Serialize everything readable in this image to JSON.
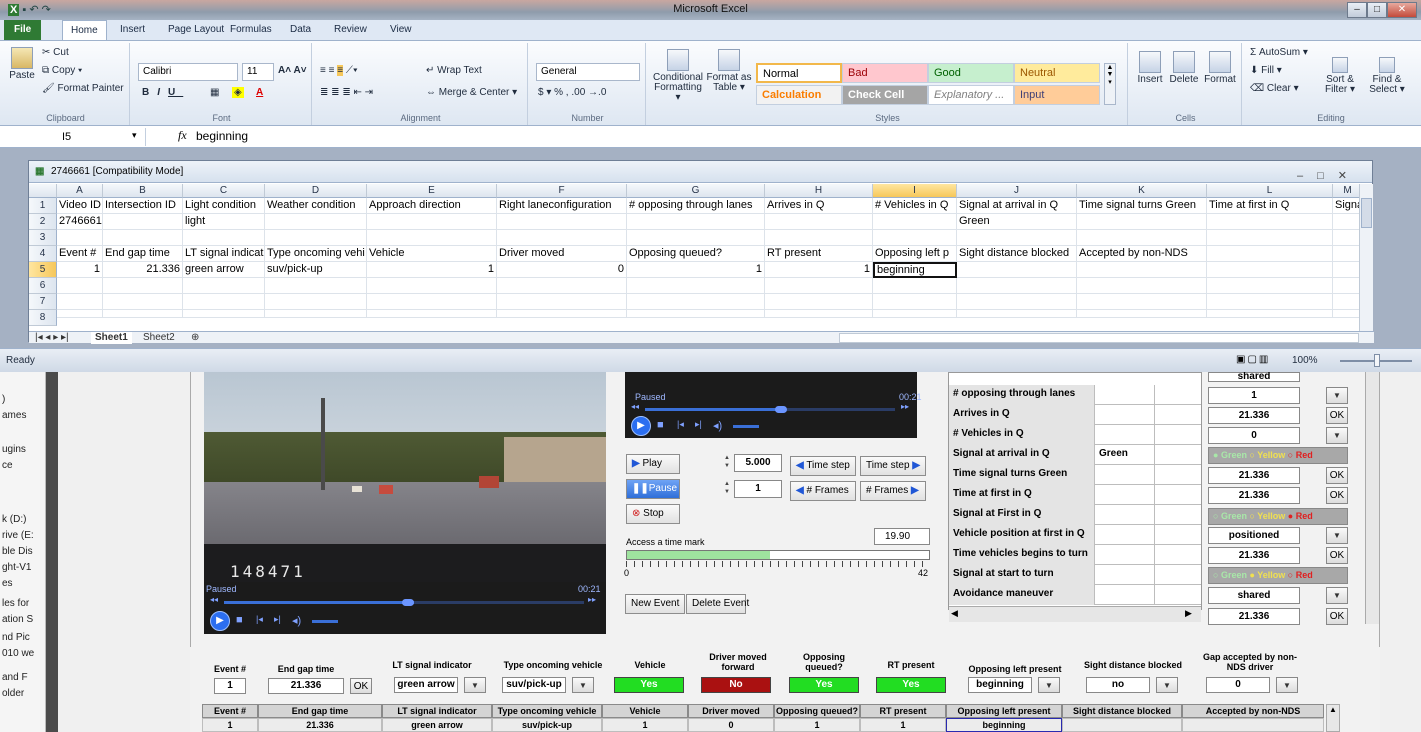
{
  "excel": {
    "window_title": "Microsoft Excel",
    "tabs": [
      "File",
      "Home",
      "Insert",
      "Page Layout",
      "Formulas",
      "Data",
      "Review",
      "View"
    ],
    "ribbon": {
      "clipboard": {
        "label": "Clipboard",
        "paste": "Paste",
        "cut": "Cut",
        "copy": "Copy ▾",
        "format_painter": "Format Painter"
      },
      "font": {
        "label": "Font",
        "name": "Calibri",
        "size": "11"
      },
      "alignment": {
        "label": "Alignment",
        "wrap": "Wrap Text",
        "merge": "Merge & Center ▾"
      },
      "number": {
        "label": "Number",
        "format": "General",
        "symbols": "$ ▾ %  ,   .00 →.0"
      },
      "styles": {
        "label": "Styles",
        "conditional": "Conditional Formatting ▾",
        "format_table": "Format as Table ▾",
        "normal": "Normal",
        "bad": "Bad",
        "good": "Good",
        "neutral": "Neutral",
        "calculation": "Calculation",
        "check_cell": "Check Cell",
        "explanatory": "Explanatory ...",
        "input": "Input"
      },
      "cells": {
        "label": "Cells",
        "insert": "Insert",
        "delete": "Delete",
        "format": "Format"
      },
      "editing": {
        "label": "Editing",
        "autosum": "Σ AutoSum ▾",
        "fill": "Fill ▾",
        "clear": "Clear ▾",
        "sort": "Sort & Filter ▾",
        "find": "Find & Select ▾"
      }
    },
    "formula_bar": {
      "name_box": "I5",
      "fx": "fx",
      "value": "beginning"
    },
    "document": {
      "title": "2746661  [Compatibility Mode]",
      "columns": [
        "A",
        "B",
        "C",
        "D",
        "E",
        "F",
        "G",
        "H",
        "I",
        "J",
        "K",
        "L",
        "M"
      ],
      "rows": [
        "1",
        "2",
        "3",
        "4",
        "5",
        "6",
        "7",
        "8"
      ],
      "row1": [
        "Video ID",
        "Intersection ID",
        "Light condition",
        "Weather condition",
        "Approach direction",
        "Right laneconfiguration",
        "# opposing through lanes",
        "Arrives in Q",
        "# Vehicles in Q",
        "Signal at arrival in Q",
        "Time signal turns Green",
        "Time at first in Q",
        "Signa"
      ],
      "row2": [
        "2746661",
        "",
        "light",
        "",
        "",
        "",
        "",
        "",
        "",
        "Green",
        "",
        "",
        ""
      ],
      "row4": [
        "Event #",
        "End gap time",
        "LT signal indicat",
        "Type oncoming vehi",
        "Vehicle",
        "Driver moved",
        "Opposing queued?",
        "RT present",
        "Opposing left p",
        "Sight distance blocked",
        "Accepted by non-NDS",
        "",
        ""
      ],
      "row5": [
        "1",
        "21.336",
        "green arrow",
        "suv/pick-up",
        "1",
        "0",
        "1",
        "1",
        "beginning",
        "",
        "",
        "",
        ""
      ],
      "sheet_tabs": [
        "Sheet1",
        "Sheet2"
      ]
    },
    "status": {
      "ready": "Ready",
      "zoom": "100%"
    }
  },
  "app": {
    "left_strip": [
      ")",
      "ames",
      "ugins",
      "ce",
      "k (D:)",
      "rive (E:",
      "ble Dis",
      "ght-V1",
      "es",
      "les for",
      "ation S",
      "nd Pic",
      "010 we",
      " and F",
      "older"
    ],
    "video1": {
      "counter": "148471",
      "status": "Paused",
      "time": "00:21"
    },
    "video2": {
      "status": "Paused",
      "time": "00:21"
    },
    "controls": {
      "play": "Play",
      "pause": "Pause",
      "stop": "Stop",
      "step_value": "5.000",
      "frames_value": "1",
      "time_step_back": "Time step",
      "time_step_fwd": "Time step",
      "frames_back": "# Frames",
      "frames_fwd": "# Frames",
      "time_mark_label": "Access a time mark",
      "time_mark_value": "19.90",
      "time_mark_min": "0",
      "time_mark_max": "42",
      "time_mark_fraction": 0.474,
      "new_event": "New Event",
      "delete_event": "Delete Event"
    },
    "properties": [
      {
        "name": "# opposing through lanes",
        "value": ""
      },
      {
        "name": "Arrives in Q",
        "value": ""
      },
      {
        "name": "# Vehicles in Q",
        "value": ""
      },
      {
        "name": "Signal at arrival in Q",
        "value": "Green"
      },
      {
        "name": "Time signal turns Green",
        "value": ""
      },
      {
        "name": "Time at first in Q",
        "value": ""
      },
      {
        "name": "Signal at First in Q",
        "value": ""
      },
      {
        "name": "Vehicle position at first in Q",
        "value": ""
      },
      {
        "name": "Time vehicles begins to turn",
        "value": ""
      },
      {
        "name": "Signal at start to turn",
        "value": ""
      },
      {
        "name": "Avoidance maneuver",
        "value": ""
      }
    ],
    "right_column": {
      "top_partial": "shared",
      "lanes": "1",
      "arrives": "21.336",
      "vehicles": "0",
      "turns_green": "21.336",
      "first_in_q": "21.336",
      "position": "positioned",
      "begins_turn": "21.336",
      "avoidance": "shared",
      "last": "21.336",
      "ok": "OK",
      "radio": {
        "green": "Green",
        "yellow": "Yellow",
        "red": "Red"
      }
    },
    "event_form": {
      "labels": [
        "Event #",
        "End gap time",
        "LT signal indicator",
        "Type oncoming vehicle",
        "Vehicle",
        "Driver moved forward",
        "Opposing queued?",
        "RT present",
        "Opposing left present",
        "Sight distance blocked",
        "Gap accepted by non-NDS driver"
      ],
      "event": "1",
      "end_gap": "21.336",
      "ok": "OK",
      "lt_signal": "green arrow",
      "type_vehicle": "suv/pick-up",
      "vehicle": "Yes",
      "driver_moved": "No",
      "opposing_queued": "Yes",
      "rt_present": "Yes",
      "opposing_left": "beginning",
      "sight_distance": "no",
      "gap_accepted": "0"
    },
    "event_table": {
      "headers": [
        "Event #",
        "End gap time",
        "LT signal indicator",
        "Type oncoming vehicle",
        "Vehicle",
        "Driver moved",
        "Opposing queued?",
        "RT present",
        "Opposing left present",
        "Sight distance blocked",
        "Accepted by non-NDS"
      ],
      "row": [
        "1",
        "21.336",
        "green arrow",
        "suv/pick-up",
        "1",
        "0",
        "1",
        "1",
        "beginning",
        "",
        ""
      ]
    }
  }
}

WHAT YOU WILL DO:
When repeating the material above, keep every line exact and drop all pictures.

ANSWER SECTION:
Serialize everything readable in this image to JSON.
{
  "excel": {
    "window_title": "Microsoft Excel",
    "tabs": [
      "File",
      "Home",
      "Insert",
      "Page Layout",
      "Formulas",
      "Data",
      "Review",
      "View"
    ],
    "ribbon": {
      "clipboard": {
        "label": "Clipboard",
        "paste": "Paste",
        "cut": "Cut",
        "copy": "Copy ▾",
        "format_painter": "Format Painter"
      },
      "font": {
        "label": "Font",
        "name": "Calibri",
        "size": "11"
      },
      "alignment": {
        "label": "Alignment",
        "wrap": "Wrap Text",
        "merge": "Merge & Center ▾"
      },
      "number": {
        "label": "Number",
        "format": "General",
        "symbols": "$ ▾ %  ,   .00 →.0"
      },
      "styles": {
        "label": "Styles",
        "conditional": "Conditional Formatting ▾",
        "format_table": "Format as Table ▾",
        "normal": "Normal",
        "bad": "Bad",
        "good": "Good",
        "neutral": "Neutral",
        "calculation": "Calculation",
        "check_cell": "Check Cell",
        "explanatory": "Explanatory ...",
        "input": "Input"
      },
      "cells": {
        "label": "Cells",
        "insert": "Insert",
        "delete": "Delete",
        "format": "Format"
      },
      "editing": {
        "label": "Editing",
        "autosum": "Σ AutoSum ▾",
        "fill": "Fill ▾",
        "clear": "Clear ▾",
        "sort": "Sort & Filter ▾",
        "find": "Find & Select ▾"
      }
    },
    "formula_bar": {
      "name_box": "I5",
      "fx": "fx",
      "value": "beginning"
    },
    "document": {
      "title": "2746661  [Compatibility Mode]",
      "columns": [
        "A",
        "B",
        "C",
        "D",
        "E",
        "F",
        "G",
        "H",
        "I",
        "J",
        "K",
        "L",
        "M"
      ],
      "rows": [
        "1",
        "2",
        "3",
        "4",
        "5",
        "6",
        "7",
        "8"
      ],
      "row1": [
        "Video ID",
        "Intersection ID",
        "Light condition",
        "Weather condition",
        "Approach direction",
        "Right laneconfiguration",
        "# opposing through lanes",
        "Arrives in Q",
        "# Vehicles in Q",
        "Signal at arrival in Q",
        "Time signal turns Green",
        "Time at first in Q",
        "Signa"
      ],
      "row2": [
        "2746661",
        "",
        "light",
        "",
        "",
        "",
        "",
        "",
        "",
        "Green",
        "",
        "",
        ""
      ],
      "row4": [
        "Event #",
        "End gap time",
        "LT signal indicat",
        "Type oncoming vehi",
        "Vehicle",
        "Driver moved",
        "Opposing queued?",
        "RT present",
        "Opposing left p",
        "Sight distance blocked",
        "Accepted by non-NDS",
        "",
        ""
      ],
      "row5": [
        "1",
        "21.336",
        "green arrow",
        "suv/pick-up",
        "1",
        "0",
        "1",
        "1",
        "beginning",
        "",
        "",
        "",
        ""
      ],
      "sheet_tabs": [
        "Sheet1",
        "Sheet2"
      ]
    },
    "status": {
      "ready": "Ready",
      "zoom": "100%"
    }
  },
  "app": {
    "left_strip": [
      ")",
      "ames",
      "ugins",
      "ce",
      "k (D:)",
      "rive (E:",
      "ble Dis",
      "ght-V1",
      "es",
      "les for",
      "ation S",
      "nd Pic",
      "010 we",
      " and F",
      "older"
    ],
    "video1": {
      "counter": "148471",
      "status": "Paused",
      "time": "00:21"
    },
    "video2": {
      "status": "Paused",
      "time": "00:21"
    },
    "controls": {
      "play": "Play",
      "pause": "Pause",
      "stop": "Stop",
      "step_value": "5.000",
      "frames_value": "1",
      "time_step_back": "Time step",
      "time_step_fwd": "Time step",
      "frames_back": "# Frames",
      "frames_fwd": "# Frames",
      "time_mark_label": "Access a time mark",
      "time_mark_value": "19.90",
      "time_mark_min": "0",
      "time_mark_max": "42",
      "time_mark_fraction": 0.474,
      "new_event": "New Event",
      "delete_event": "Delete Event"
    },
    "properties": [
      {
        "name": "# opposing through lanes",
        "value": ""
      },
      {
        "name": "Arrives in Q",
        "value": ""
      },
      {
        "name": "# Vehicles in Q",
        "value": ""
      },
      {
        "name": "Signal at arrival in Q",
        "value": "Green"
      },
      {
        "name": "Time signal turns Green",
        "value": ""
      },
      {
        "name": "Time at first in Q",
        "value": ""
      },
      {
        "name": "Signal at First in Q",
        "value": ""
      },
      {
        "name": "Vehicle position at first in Q",
        "value": ""
      },
      {
        "name": "Time vehicles begins to turn",
        "value": ""
      },
      {
        "name": "Signal at start to turn",
        "value": ""
      },
      {
        "name": "Avoidance maneuver",
        "value": ""
      }
    ],
    "right_column": {
      "top_partial": "shared",
      "lanes": "1",
      "arrives": "21.336",
      "vehicles": "0",
      "turns_green": "21.336",
      "first_in_q": "21.336",
      "position": "positioned",
      "begins_turn": "21.336",
      "avoidance": "shared",
      "last": "21.336",
      "ok": "OK",
      "radio": {
        "green": "Green",
        "yellow": "Yellow",
        "red": "Red"
      }
    },
    "event_form": {
      "labels": [
        "Event #",
        "End gap time",
        "LT signal indicator",
        "Type oncoming vehicle",
        "Vehicle",
        "Driver moved forward",
        "Opposing queued?",
        "RT present",
        "Opposing left present",
        "Sight distance blocked",
        "Gap accepted by non-NDS driver"
      ],
      "event": "1",
      "end_gap": "21.336",
      "ok": "OK",
      "lt_signal": "green arrow",
      "type_vehicle": "suv/pick-up",
      "vehicle": "Yes",
      "driver_moved": "No",
      "opposing_queued": "Yes",
      "rt_present": "Yes",
      "opposing_left": "beginning",
      "sight_distance": "no",
      "gap_accepted": "0"
    },
    "event_table": {
      "headers": [
        "Event #",
        "End gap time",
        "LT signal indicator",
        "Type oncoming vehicle",
        "Vehicle",
        "Driver moved",
        "Opposing queued?",
        "RT present",
        "Opposing left present",
        "Sight distance blocked",
        "Accepted by non-NDS"
      ],
      "row": [
        "1",
        "21.336",
        "green arrow",
        "suv/pick-up",
        "1",
        "0",
        "1",
        "1",
        "beginning",
        "",
        ""
      ]
    }
  }
}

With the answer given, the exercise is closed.